Orange and red hues highlighted the chilly eastern horizon. My buddy, Dr. Andy Cline, and I sat in a long oak ridge, waiting. We had arrived before daylight to watch the woods come alive.

Orange and red hues highlighted the chilly eastern horizon. My buddy, Dr. Andy Cline, and I sat in a long oak ridge, waiting. We had arrived before daylight to watch the woods come alive.

The morning was pleasantly cool requiring long-sleeved camouflaged shirts. Leaves changing to gold and red were like an invitation for us. Squirrels become active during this period of change. They know winter is coming, and that day we knew the noisy critters would be actively feeding.  

The sun did not have to rise very high before their chattering started. I settled in on the rocks and sticks that made sitting almost unbearable, but the squirrels were moving. My comfort became a secondary consideration.

I heard the expected chattering of four young squirrels chasing each other up and down the big oak I sat against. Cline watched this and started grinning. He knew that I might have a squirrel biting my head or shoulder very shortly. Good camouflage makes that possible.

I gratefully watched the squirrels jump into another tree to my left. A young female angled out from me on a low limb. I took careful aim with my CVA .36-caliber black-powder rifle, tickled the trigger and sent a pumpkin ball flying. The lead found its mark.

I soon heard Cline shoot his black-powder rifle 20 yards up the ridge. He too had found a family chasing each other’s tails. Another young squirrel had barked at him while he watched the chase. A slow turn and quick aim made an easy shot for the old college professor. The day ended with four squirrels in our game pouches, meaning fried squirrel for dinner.

Here are some tips for hunting black-power squirrels:

WHERE TO HUNT: Almost all public areas in most states are loaded with squirrels that are seldom hunted. Squirrel hunting is only a challenge for those without patience. Late fall trees have dropped most leaves, making ground clutter even thicker. Squirrels are hard to spot if they are alerted to your presence, even in bare trees.

SNEAK IN: Wake up early and sit around walnut trees or cornfields before daylight. Mornings are cool and wildlife is moving this time of year. Sit, look and listen for squirrels and remember, you may hear squirrels before you see them. You might even enjoy the show of young squirrels chasing their kinfolk up and down trees.

STILL HUNT: Still-hunting is the term used for a dead-slow walk. Most hunters only move 2 or 3 feet in 10 minutes or longer. You don’t travel far fast, but you will definitely see more.

BUDDY HUNTING: Buddy hunting may be the best way to squirrel hunt. Still-hunting from tree to tree and about 10 feet apart is a standard technique. Study the trees you pass and look behind you occasionally. You might just get an easy shot. Squirrels move from one side of the tree to the other to escape danger.

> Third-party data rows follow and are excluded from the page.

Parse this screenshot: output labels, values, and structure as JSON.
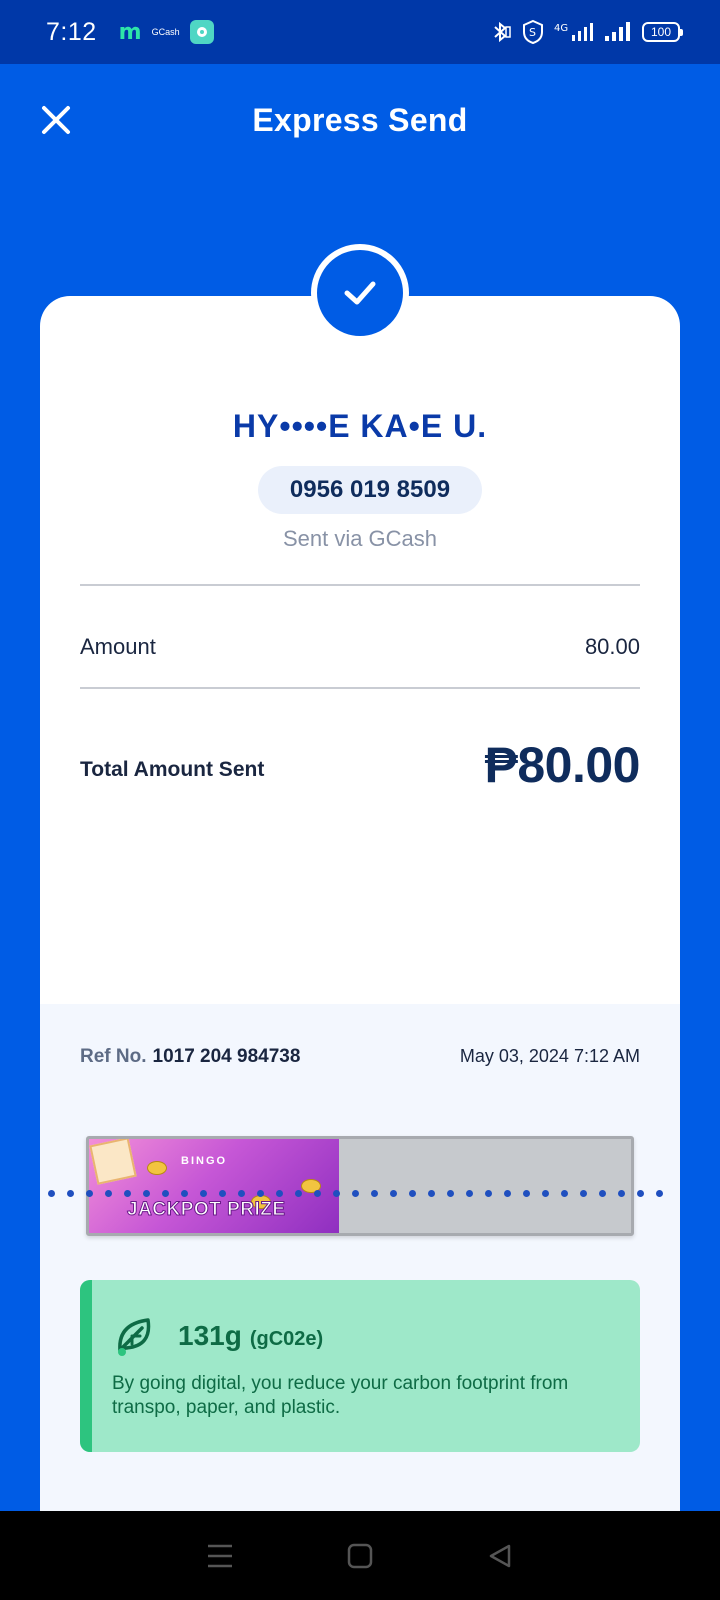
{
  "status_bar": {
    "time": "7:12",
    "gcash_label": "GCash",
    "battery": "100",
    "network": "4G"
  },
  "header": {
    "title": "Express Send"
  },
  "receipt": {
    "recipient_name": "HY••••E KA•E U.",
    "phone": "0956 019 8509",
    "sent_via": "Sent via GCash",
    "amount_label": "Amount",
    "amount_value": "80.00",
    "total_label": "Total Amount Sent",
    "total_value": "₱80.00"
  },
  "reference": {
    "label": "Ref No.",
    "number": "1017 204 984738",
    "datetime": "May 03, 2024 7:12 AM"
  },
  "banner": {
    "brand": "BINGO",
    "headline": "JACKPOT PRIZE"
  },
  "carbon": {
    "value": "131g",
    "unit": "(gC02e)",
    "message": "By going digital, you reduce your carbon footprint from transpo, paper, and plastic."
  },
  "colors": {
    "primary_blue": "#005ce5",
    "status_bar": "#0038a8",
    "carbon_green": "#9ee8c9",
    "carbon_accent": "#2dc47f"
  },
  "icons": {
    "close": "close-icon",
    "check": "check-icon",
    "leaf": "leaf-icon"
  }
}
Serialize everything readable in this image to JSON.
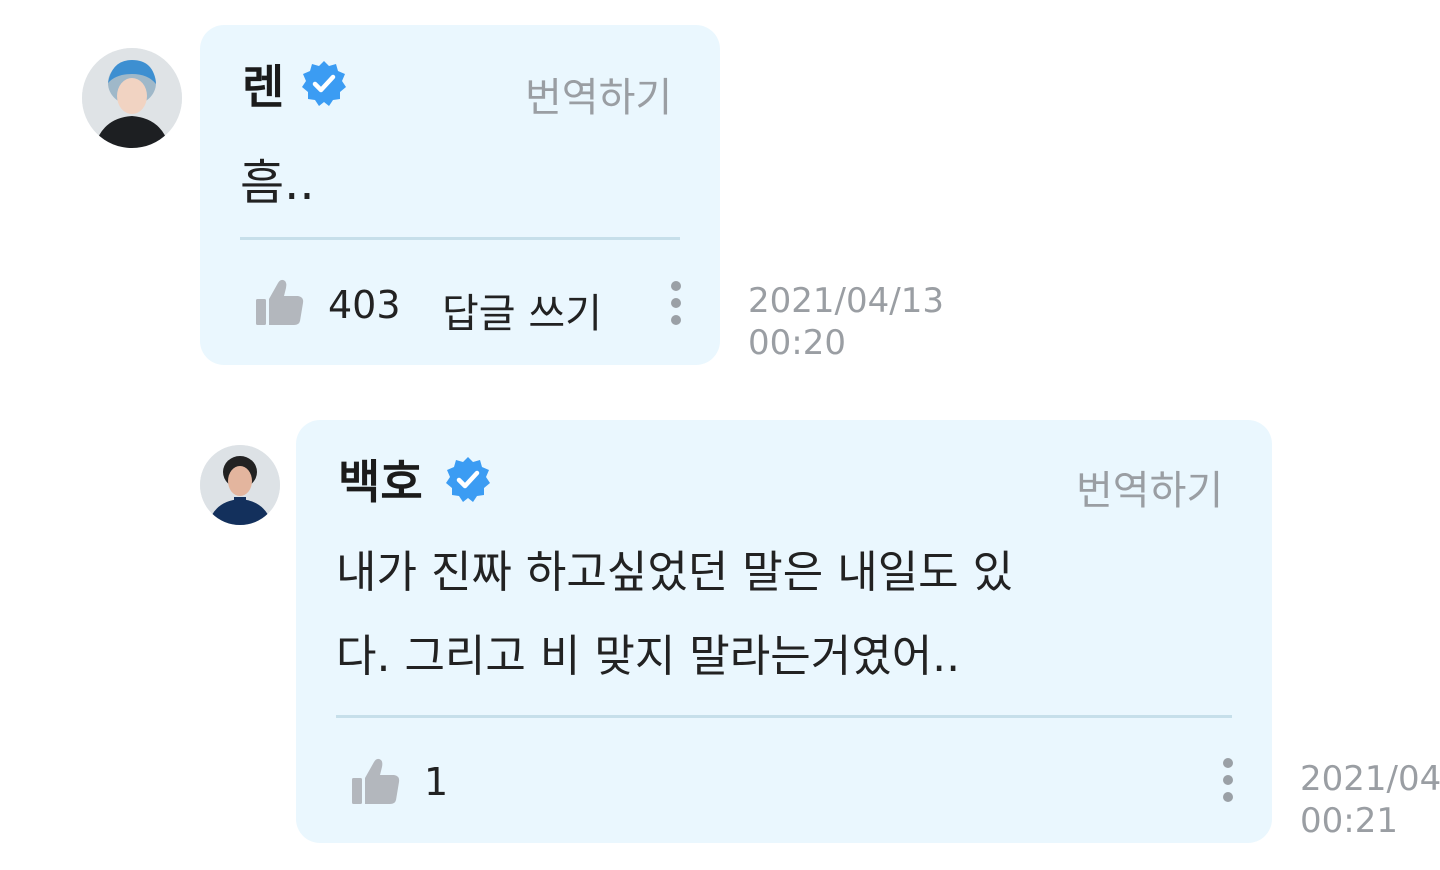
{
  "comments": [
    {
      "author": "렌",
      "verified": true,
      "translate_label": "번역하기",
      "text": "흠..",
      "likes": "403",
      "reply_label": "답글 쓰기",
      "date": "2021/04/13",
      "time": "00:20"
    },
    {
      "author": "백호",
      "verified": true,
      "translate_label": "번역하기",
      "text_line1": "내가 진짜 하고싶었던 말은 내일도 있",
      "text_line2": "다. 그리고 비 맞지 말라는거였어..",
      "likes": "1",
      "date": "2021/04/",
      "time": "00:21"
    }
  ],
  "colors": {
    "bubble": "#eaf7fe",
    "verified_badge": "#3b9cf3",
    "muted_text": "#9a9ea3",
    "thumb": "#b3b7bd"
  },
  "icons": [
    "verified-badge-icon",
    "thumbs-up-icon",
    "more-vertical-icon",
    "avatar"
  ]
}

GETTING STARTED: Most hunters shoot squirrels with a .32- or .36-caliber black-powder squirrel rifle. Loading the old-fashioned guns is simple. Start by pouring a premeasured amount of black powder or Pyrodex down the barrel. You will probably use between 30 to 40 grains of powder for squirrels, but this is best determined by spending time at a target range to find your rifle’s most effective load.

Next place a cloth wadding around a small lead pumpkin ball and use a small ball starter to push the load just inside the barrel. The cloth and ball are both lightly lubricated with commercial jells, but saliva will do in a pinch.

The load is then pushed down the barrel with a ramrod until it will push no farther. When you are certain the load will go no farther, mark your ramrod against the barrel’s end with a sharp knife to ensure that the load is all the way down every time. Occasionally a load will jam in the barrel creating a messy situation when the spark hits black powder.

When you are ready to start hunting, cock your hammer back to the safety position that is the clicking point just before locking the hammer back for a shot and insert a percussion cap over the nipple. The cap shoots a spark down to the black powder when the hammer drops by pulling the trigger.

You can use percussion caps to clear out the barrel of dampness or debris before loading. This is accomplished by placing a cap on the nipple, cocking the hammer back and pulling the trigger. First make sure the rifle is pointed in a safe direction.

Black-powder squirrel hunting is fun and challenging. Try it once, and you will likely leave your .22 rifle at home.